======== Provided entries ========
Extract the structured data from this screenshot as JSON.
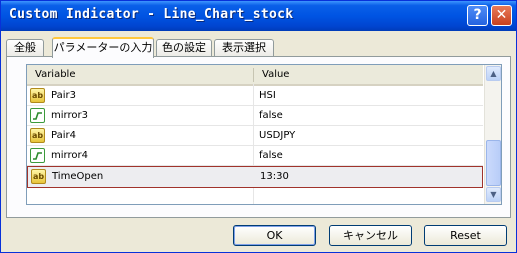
{
  "window": {
    "title": "Custom Indicator - Line_Chart_stock",
    "help_label": "?",
    "close_label": "✕"
  },
  "tabs": [
    {
      "label": "全般"
    },
    {
      "label": "パラメーターの入力"
    },
    {
      "label": "色の設定"
    },
    {
      "label": "表示選択"
    }
  ],
  "grid": {
    "headers": {
      "variable": "Variable",
      "value": "Value"
    },
    "rows": [
      {
        "icon": "ab-string-icon",
        "icon_text": "ab",
        "name": "Pair3",
        "value": "HSI"
      },
      {
        "icon": "bool-icon",
        "icon_text": "",
        "name": "mirror3",
        "value": "false"
      },
      {
        "icon": "ab-string-icon",
        "icon_text": "ab",
        "name": "Pair4",
        "value": "USDJPY"
      },
      {
        "icon": "bool-icon",
        "icon_text": "",
        "name": "mirror4",
        "value": "false"
      },
      {
        "icon": "ab-string-icon",
        "icon_text": "ab",
        "name": "TimeOpen",
        "value": "13:30"
      }
    ]
  },
  "scrollbar": {
    "up_label": "▲",
    "down_label": "▼"
  },
  "buttons": {
    "ok": "OK",
    "cancel": "キャンセル",
    "reset": "Reset"
  }
}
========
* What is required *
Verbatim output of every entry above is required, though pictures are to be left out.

* Solution to this task *
Extract the structured data from this screenshot as JSON.
{
  "window": {
    "title": "Custom Indicator - Line_Chart_stock",
    "help_label": "?",
    "close_label": "✕"
  },
  "tabs": [
    {
      "label": "全般"
    },
    {
      "label": "パラメーターの入力"
    },
    {
      "label": "色の設定"
    },
    {
      "label": "表示選択"
    }
  ],
  "grid": {
    "headers": {
      "variable": "Variable",
      "value": "Value"
    },
    "rows": [
      {
        "icon": "ab-string-icon",
        "icon_text": "ab",
        "name": "Pair3",
        "value": "HSI"
      },
      {
        "icon": "bool-icon",
        "icon_text": "",
        "name": "mirror3",
        "value": "false"
      },
      {
        "icon": "ab-string-icon",
        "icon_text": "ab",
        "name": "Pair4",
        "value": "USDJPY"
      },
      {
        "icon": "bool-icon",
        "icon_text": "",
        "name": "mirror4",
        "value": "false"
      },
      {
        "icon": "ab-string-icon",
        "icon_text": "ab",
        "name": "TimeOpen",
        "value": "13:30"
      }
    ]
  },
  "scrollbar": {
    "up_label": "▲",
    "down_label": "▼"
  },
  "buttons": {
    "ok": "OK",
    "cancel": "キャンセル",
    "reset": "Reset"
  }
}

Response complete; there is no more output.